Given entries Start Marker
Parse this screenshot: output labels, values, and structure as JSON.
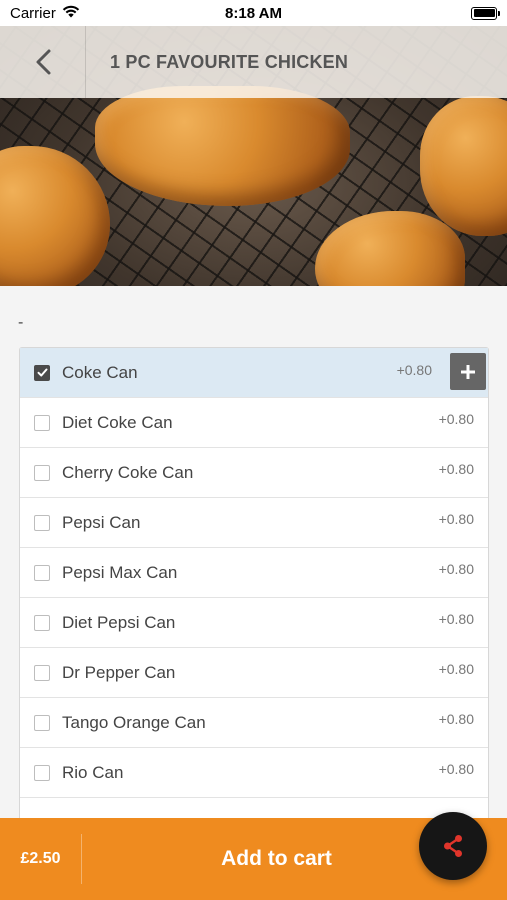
{
  "status_bar": {
    "carrier": "Carrier",
    "time": "8:18 AM"
  },
  "header": {
    "title": "1 PC FAVOURITE CHICKEN"
  },
  "group": {
    "label": "-"
  },
  "options": [
    {
      "label": "Coke Can",
      "price": "+0.80",
      "checked": true
    },
    {
      "label": "Diet Coke Can",
      "price": "+0.80",
      "checked": false
    },
    {
      "label": "Cherry Coke Can",
      "price": "+0.80",
      "checked": false
    },
    {
      "label": "Pepsi Can",
      "price": "+0.80",
      "checked": false
    },
    {
      "label": "Pepsi Max Can",
      "price": "+0.80",
      "checked": false
    },
    {
      "label": "Diet Pepsi Can",
      "price": "+0.80",
      "checked": false
    },
    {
      "label": "Dr Pepper Can",
      "price": "+0.80",
      "checked": false
    },
    {
      "label": "Tango Orange Can",
      "price": "+0.80",
      "checked": false
    },
    {
      "label": "Rio Can",
      "price": "+0.80",
      "checked": false
    },
    {
      "label": "",
      "price": "",
      "checked": false
    }
  ],
  "footer": {
    "price": "£2.50",
    "add_to_cart": "Add to cart"
  },
  "icons": {
    "back": "chevron-left-icon",
    "share": "share-icon",
    "plus": "plus-icon",
    "wifi": "wifi-icon",
    "battery": "battery-icon"
  },
  "colors": {
    "accent": "#ef8b1f",
    "fab": "#161616",
    "share_icon": "#e0352b",
    "selected_row": "#dce9f3"
  }
}
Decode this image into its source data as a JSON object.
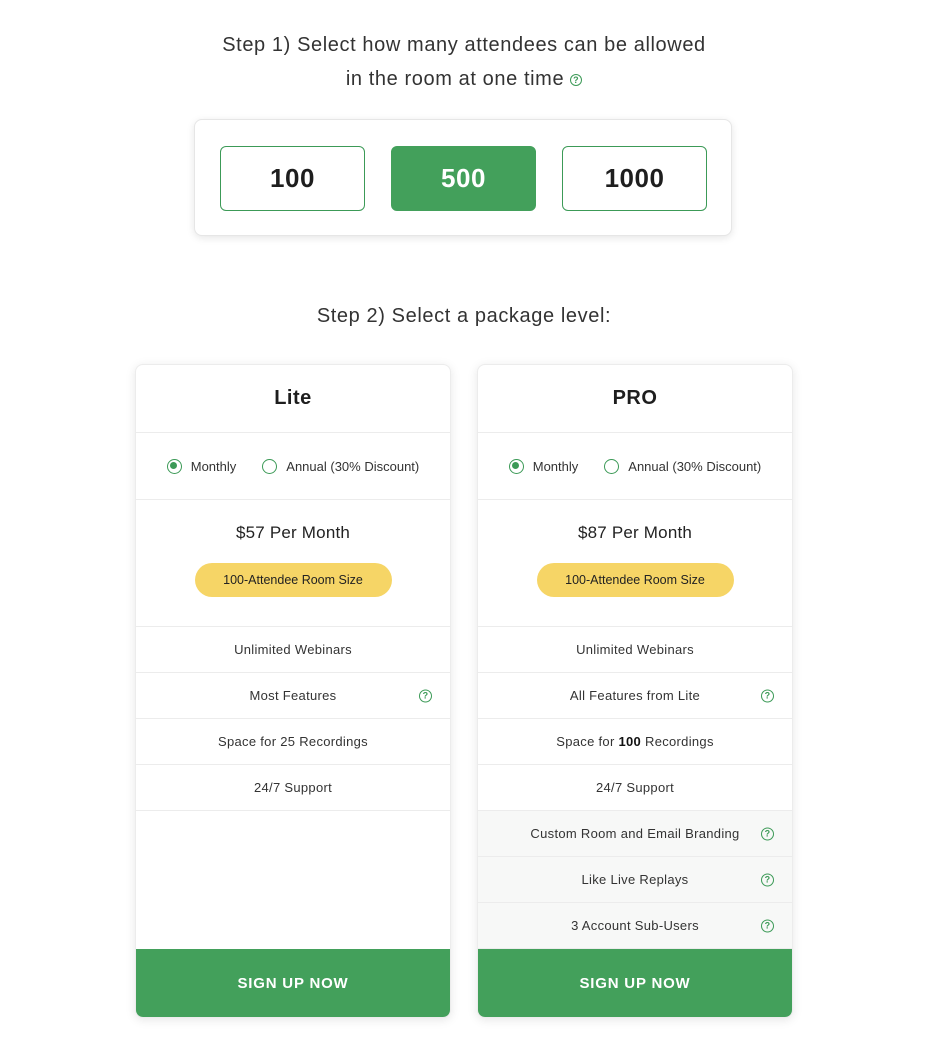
{
  "step1": {
    "title_line1": "Step 1) Select how many attendees can be allowed",
    "title_line2": "in the room at one time",
    "help_glyph": "?",
    "options": [
      "100",
      "500",
      "1000"
    ],
    "selected": "500"
  },
  "step2": {
    "title": "Step 2) Select a package level:"
  },
  "accent_color": "#43a05b",
  "badge_color": "#f6d566",
  "plans": {
    "lite": {
      "name": "Lite",
      "billing_monthly": "Monthly",
      "billing_annual": "Annual (30% Discount)",
      "billing_selected": "Monthly",
      "price": "$57 Per Month",
      "room_size": "100-Attendee Room Size",
      "features": [
        {
          "text": "Unlimited Webinars"
        },
        {
          "text": "Most Features",
          "help": "?"
        },
        {
          "text": "Space for 25 Recordings"
        },
        {
          "text": "24/7 Support"
        }
      ],
      "cta": "SIGN UP NOW"
    },
    "pro": {
      "name": "PRO",
      "billing_monthly": "Monthly",
      "billing_annual": "Annual (30% Discount)",
      "billing_selected": "Monthly",
      "price": "$87 Per Month",
      "room_size": "100-Attendee Room Size",
      "features": [
        {
          "text": "Unlimited Webinars"
        },
        {
          "text": "All Features from Lite",
          "help": "?"
        },
        {
          "text_prefix": "Space for ",
          "text_bold": "100",
          "text_suffix": " Recordings"
        },
        {
          "text": "24/7 Support"
        },
        {
          "text": "Custom Room and Email Branding",
          "help": "?"
        },
        {
          "text": "Like Live Replays",
          "help": "?"
        },
        {
          "text": "3 Account Sub-Users",
          "help": "?"
        }
      ],
      "cta": "SIGN UP NOW"
    }
  }
}
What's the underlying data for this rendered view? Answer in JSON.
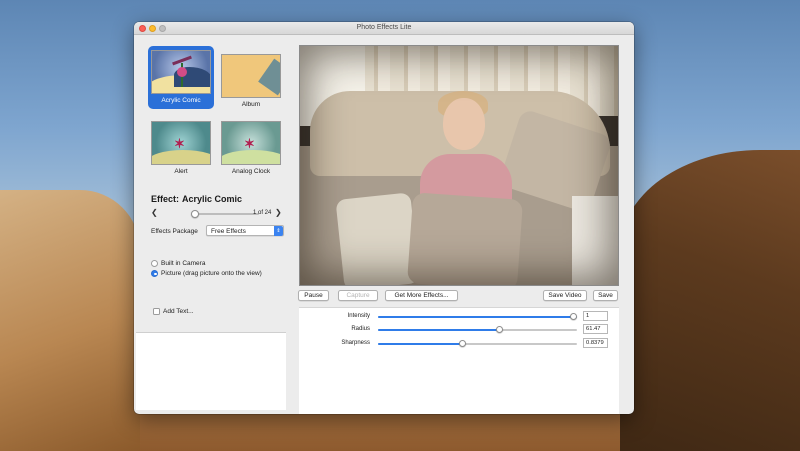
{
  "window": {
    "title": "Photo Effects Lite"
  },
  "thumbnails": [
    {
      "label": "Acrylic Comic",
      "selected": true
    },
    {
      "label": "Album",
      "selected": false
    },
    {
      "label": "Alert",
      "selected": false
    },
    {
      "label": "Analog Clock",
      "selected": false
    }
  ],
  "effect": {
    "prefix": "Effect:",
    "name": "Acrylic Comic"
  },
  "navigator": {
    "count": "1 of 24",
    "position_fraction": 0.0
  },
  "package": {
    "label": "Effects Package",
    "value": "Free Effects"
  },
  "source": {
    "options": [
      {
        "label": "Built in Camera",
        "selected": false
      },
      {
        "label": "Picture (drag picture onto the view)",
        "selected": true
      }
    ]
  },
  "add_text": {
    "label": "Add Text...",
    "checked": false
  },
  "buttons": {
    "pause": "Pause",
    "capture": "Capture",
    "more": "Get More Effects...",
    "save_video": "Save Video",
    "save": "Save"
  },
  "params": [
    {
      "label": "Intensity",
      "value": "1",
      "fraction": 1.0
    },
    {
      "label": "Radius",
      "value": "61.47",
      "fraction": 0.61
    },
    {
      "label": "Sharpness",
      "value": "0.8379",
      "fraction": 0.42
    }
  ],
  "colors": {
    "accent": "#2f7ce9",
    "selection": "#2b70d8"
  }
}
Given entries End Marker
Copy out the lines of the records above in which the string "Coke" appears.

      "label": "Coke Can",
      "label": "Diet Coke Can",
      "label": "Cherry Coke Can",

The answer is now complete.